An STA announcement in the late summer of 2000 confirmed that the Sir Winston Churchill was to be decommissioned on the 4th of December 2000. Her replacement, the second brig, was by then paid for and the dockyard was confident that they could deliver her within six months of the order being placed. Overall, the Stavros S Niarchos had been received well by those who had sailed her. There are always a few design niggles with new ships and once the relevant changes had been decided upon the second brig was ordered. A plan was set in place to raise a further £1.75m to establish an endowment fund to subsidise future voyages on the new brigs.In early 2001 the news came through that the Churchill had been sold to an Isle of Man Company. She is still to be used as a youth sail training vessel and is likely to be sailed in the eastern med. Below decks she is to be converted to take a lower number of berths - 20 rather than the 38 when she sailed with the STA. Her configuration above deck is said to remain the same.

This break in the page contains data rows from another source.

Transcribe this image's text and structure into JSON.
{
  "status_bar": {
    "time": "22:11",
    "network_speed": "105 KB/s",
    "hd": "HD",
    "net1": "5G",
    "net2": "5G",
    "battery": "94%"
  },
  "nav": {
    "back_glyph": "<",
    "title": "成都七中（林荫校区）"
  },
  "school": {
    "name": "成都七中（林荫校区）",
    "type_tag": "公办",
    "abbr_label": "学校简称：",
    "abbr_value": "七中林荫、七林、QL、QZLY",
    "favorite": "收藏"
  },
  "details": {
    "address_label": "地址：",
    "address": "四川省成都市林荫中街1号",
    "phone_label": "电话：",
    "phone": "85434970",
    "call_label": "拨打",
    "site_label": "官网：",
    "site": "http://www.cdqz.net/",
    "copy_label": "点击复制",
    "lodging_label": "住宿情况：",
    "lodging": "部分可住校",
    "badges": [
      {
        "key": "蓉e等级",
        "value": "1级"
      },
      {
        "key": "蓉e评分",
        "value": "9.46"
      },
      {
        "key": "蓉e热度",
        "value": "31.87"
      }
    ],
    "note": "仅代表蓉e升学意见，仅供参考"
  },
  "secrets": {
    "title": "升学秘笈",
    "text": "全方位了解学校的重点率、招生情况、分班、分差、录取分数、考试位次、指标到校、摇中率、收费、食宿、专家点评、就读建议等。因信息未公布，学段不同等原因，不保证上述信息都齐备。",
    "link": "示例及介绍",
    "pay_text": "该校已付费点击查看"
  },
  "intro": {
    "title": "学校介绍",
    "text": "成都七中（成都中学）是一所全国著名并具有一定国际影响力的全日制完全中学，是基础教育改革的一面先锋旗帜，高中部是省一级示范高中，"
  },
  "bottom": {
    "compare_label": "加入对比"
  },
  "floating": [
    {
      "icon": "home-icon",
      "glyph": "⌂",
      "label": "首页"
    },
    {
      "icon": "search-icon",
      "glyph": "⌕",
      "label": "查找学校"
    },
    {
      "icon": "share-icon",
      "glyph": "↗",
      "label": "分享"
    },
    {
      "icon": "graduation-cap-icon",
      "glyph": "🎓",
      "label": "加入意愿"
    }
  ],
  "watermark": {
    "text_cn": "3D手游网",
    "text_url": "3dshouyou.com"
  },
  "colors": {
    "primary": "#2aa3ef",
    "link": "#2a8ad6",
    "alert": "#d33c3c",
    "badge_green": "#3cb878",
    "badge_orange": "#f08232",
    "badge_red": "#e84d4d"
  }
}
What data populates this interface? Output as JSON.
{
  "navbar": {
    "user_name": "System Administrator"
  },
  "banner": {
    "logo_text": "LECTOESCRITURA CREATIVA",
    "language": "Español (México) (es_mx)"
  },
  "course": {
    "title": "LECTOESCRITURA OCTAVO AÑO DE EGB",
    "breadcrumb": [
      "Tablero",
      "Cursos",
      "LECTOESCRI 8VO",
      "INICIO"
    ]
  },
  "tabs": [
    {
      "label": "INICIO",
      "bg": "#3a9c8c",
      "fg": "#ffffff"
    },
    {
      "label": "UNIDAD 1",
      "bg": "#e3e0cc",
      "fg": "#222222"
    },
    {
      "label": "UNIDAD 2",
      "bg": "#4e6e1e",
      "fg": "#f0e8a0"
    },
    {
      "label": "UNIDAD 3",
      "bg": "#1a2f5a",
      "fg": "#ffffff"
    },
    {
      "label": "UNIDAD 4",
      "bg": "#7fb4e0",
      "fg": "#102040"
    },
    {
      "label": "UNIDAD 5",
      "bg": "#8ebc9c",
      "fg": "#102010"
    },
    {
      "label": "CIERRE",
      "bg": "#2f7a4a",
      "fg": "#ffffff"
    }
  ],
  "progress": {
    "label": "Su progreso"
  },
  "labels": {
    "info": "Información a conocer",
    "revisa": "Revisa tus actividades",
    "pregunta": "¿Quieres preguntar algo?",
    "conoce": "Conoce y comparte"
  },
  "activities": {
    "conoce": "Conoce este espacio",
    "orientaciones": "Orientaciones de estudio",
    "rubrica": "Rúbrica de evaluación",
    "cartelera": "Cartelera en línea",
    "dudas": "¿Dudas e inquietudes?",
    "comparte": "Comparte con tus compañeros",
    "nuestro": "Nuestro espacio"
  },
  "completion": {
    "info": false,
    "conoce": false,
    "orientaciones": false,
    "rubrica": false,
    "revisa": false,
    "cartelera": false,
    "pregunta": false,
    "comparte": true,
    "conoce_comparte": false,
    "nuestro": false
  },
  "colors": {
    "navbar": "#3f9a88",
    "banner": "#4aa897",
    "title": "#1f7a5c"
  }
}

The was much debate and anticipation from the STA supporters as the second brig floated out of the Appledore shipyard on the 24th of February 2001. She was handed over to the STA on the 16th of March but it wasn't until the 2nd of April that any announcement was made from STA headquarters. This stated that the ship would be named after 'most famous young person in the UK today' and speculation was rife. The name was finally announced on the 20th of April 2001 as she sailed under Tower Bridge, London - "Prince William".